The umbrella organisation includes 400 Scotmid stores north of the Border and the Clydebank Co-operative Society, which has six outlets around Glasgow.

Rival publication Loaded will still be sold in Co-operative stores after its owners agreed to provide a modesty bag for its next issue, which is out on 18 September.

“As a community-based retailer, we have listened to and acted upon the concerns of our customers and members, many of whom said they objected to their children being able to see overt sexual images in our stores,” said Steve Murrells, chief executive of retail for The Co-operative Group.

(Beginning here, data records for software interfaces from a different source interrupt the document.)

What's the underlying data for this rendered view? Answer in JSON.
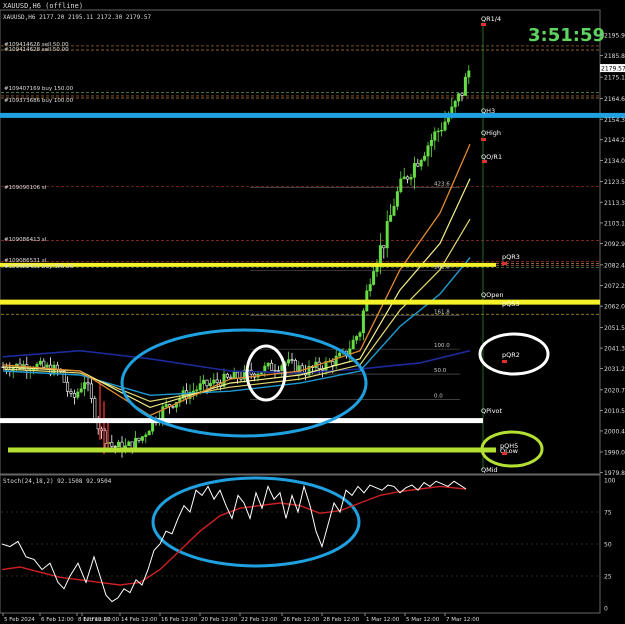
{
  "window": {
    "title": "XAUUSD,H6 (offline)"
  },
  "main_panel": {
    "header": "XAUUSD,H6  2177.20 2195.11 2172.30 2179.57",
    "countdown": "3:51:59",
    "current_price_tag": "2179.57",
    "price_axis_labels": [
      "2195.90",
      "2185.80",
      "2175.10",
      "2164.60",
      "2154.30",
      "2144.20",
      "2134.00",
      "2123.50",
      "2113.30",
      "2103.10",
      "2092.90",
      "2082.40",
      "2072.20",
      "2062.00",
      "2051.50",
      "2041.30",
      "2031.20",
      "2020.70",
      "2010.50",
      "2000.40",
      "1990.00",
      "1979.80"
    ],
    "trade_labels": [
      "#109414626 sell 50.00",
      "#109414628 sell 50.00",
      "#109407169 buy 150.00",
      "#109373686 buy 100.00",
      "#109090106 sl",
      "#109086413 sl",
      "#109086531 sl",
      "#109088431 buy 300.00"
    ],
    "pivot_labels": [
      "QR1/4",
      "QH3",
      "QHigh",
      "QO/R1",
      "pQR3",
      "QOpen",
      "pQR2",
      "QPivot",
      "pQH5",
      "QLow",
      "QMid",
      "pQS3"
    ],
    "fib_labels": [
      "423.6",
      "261.8",
      "161.8",
      "100.0",
      "50.0",
      "0.0"
    ],
    "highlight_colors": {
      "blue_level": "#1fa0e0",
      "yellow_level": "#f5f22a",
      "white_level": "#ffffff",
      "green_level": "#b4e033"
    }
  },
  "stoch_panel": {
    "header": "Stoch(24,18,2) 92.1508 92.9504",
    "axis_labels": [
      "100",
      "75",
      "50",
      "25",
      "0"
    ]
  },
  "time_axis": {
    "labels": [
      "5 Feb 2024",
      "6 Feb 12:00",
      "8 Feb 12:00",
      "12 Feb 12:00",
      "14 Feb 12:00",
      "16 Feb 12:00",
      "20 Feb 12:00",
      "22 Feb 12:00",
      "26 Feb 12:00",
      "28 Feb 12:00",
      "1 Mar 12:00",
      "5 Mar 12:00",
      "7 Mar 12:00"
    ]
  },
  "chart_data": [
    {
      "type": "line",
      "title": "XAUUSD,H6",
      "ylim": [
        1975,
        2200
      ],
      "grid": false,
      "x": [
        "5 Feb 2024",
        "6 Feb 12:00",
        "8 Feb 12:00",
        "12 Feb 12:00",
        "14 Feb 12:00",
        "16 Feb 12:00",
        "20 Feb 12:00",
        "22 Feb 12:00",
        "26 Feb 12:00",
        "28 Feb 12:00",
        "1 Mar 12:00",
        "5 Mar 12:00",
        "7 Mar 12:00"
      ],
      "series": [
        {
          "values": [
            2032,
            2030,
            2028,
            1995,
            2008,
            2015,
            2022,
            2030,
            2032,
            2044,
            2082,
            2130,
            2180
          ]
        }
      ]
    },
    {
      "type": "line",
      "title": "Stoch(24,18,2)",
      "ylim": [
        0,
        100
      ],
      "x": [
        "5 Feb 2024",
        "6 Feb 12:00",
        "8 Feb 12:00",
        "12 Feb 12:00",
        "14 Feb 12:00",
        "16 Feb 12:00",
        "20 Feb 12:00",
        "22 Feb 12:00",
        "26 Feb 12:00",
        "28 Feb 12:00",
        "1 Mar 12:00",
        "5 Mar 12:00",
        "7 Mar 12:00"
      ],
      "series": [
        {
          "values": [
            45,
            30,
            40,
            10,
            15,
            55,
            90,
            75,
            85,
            55,
            90,
            95,
            92
          ]
        },
        {
          "values": [
            28,
            22,
            25,
            20,
            18,
            30,
            55,
            70,
            78,
            72,
            85,
            93,
            93
          ]
        }
      ]
    }
  ]
}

“We believe individual, sealed modesty bags are the most ­effective way of addressing these concerns, so we will no longer be stocking the titles that have failed to meet our request.

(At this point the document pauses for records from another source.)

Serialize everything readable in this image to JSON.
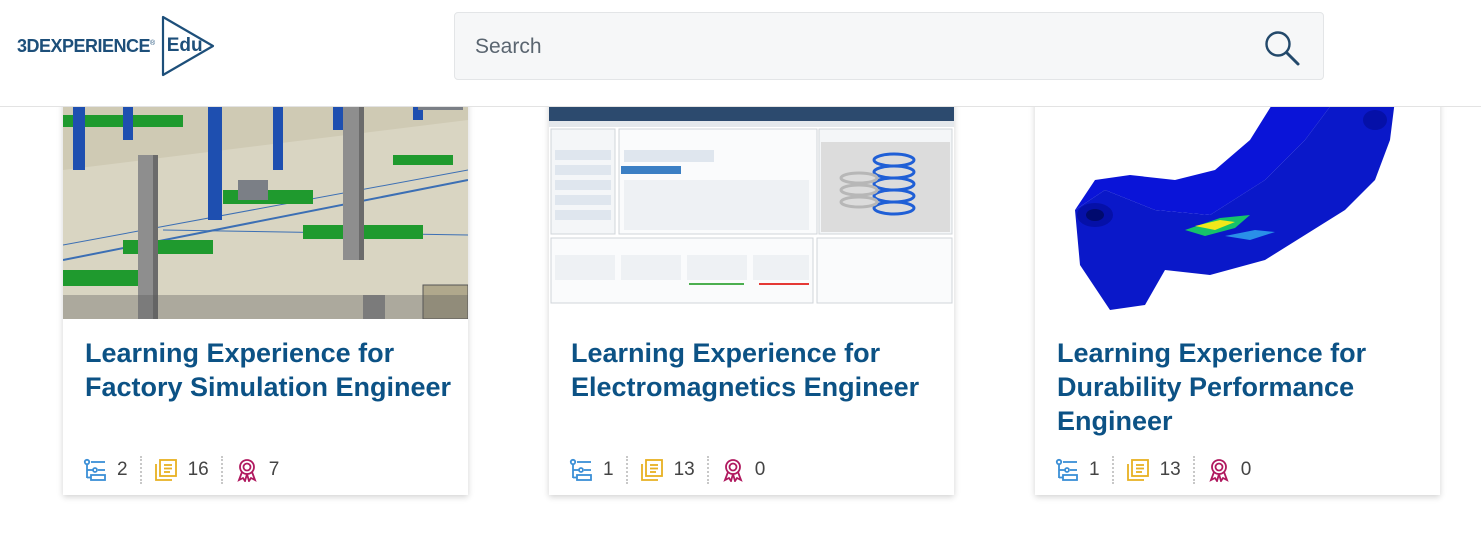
{
  "header": {
    "logo_main": "3DEXPERIENCE",
    "logo_reg": "®",
    "logo_edu": "Edu",
    "search_placeholder": "Search"
  },
  "colors": {
    "title": "#0c5285",
    "path_icon": "#3b8fd6",
    "content_icon": "#e8b021",
    "badge_icon": "#b0195f"
  },
  "cards": [
    {
      "title": "Learning Experience for Factory Simulation Engineer",
      "stats": {
        "paths": "2",
        "contents": "16",
        "badges": "7"
      },
      "image": "factory-simulation-scene"
    },
    {
      "title": "Learning Experience for Electromagnetics Engineer",
      "stats": {
        "paths": "1",
        "contents": "13",
        "badges": "0"
      },
      "image": "simulation-dashboard-screenshot"
    },
    {
      "title": "Learning Experience for Durability Performance Engineer",
      "stats": {
        "paths": "1",
        "contents": "13",
        "badges": "0"
      },
      "image": "stress-analysis-part"
    }
  ]
}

“This action will make our stores more attractive to families with young children, by creating a more family-friendly shopping environment.”

The news was welcomed by campaigners who have lobbied for sexualised images to be removed from places where children can see them.

Kathy McGuinness, co-founder of campaign group Child Eyes, said: “Child Eyes is delighted that The Co-operative has taken the lead to protect its customers’ children from sexualised images in its stores.

“We applaud The Co-operative for putting children’s welfare first, and hope other ­supermarkets will listen to their customers and follow suit.”

Earlier this month, supermarket chain Morrisons called on rivals to adopt a collective stance over the controversy of how to display lads’ mags on shelves, arguing that consumers are “confused” by the different policies being adopted.

Market leader Tesco is considering tougher restrictions, while Sainsbury’s has provided a form of modesty cover – boards placed over titles – for titles ­including Zoo, Loaded and ­Bizarre since 2006. Asda also has a modesty cover for the titles.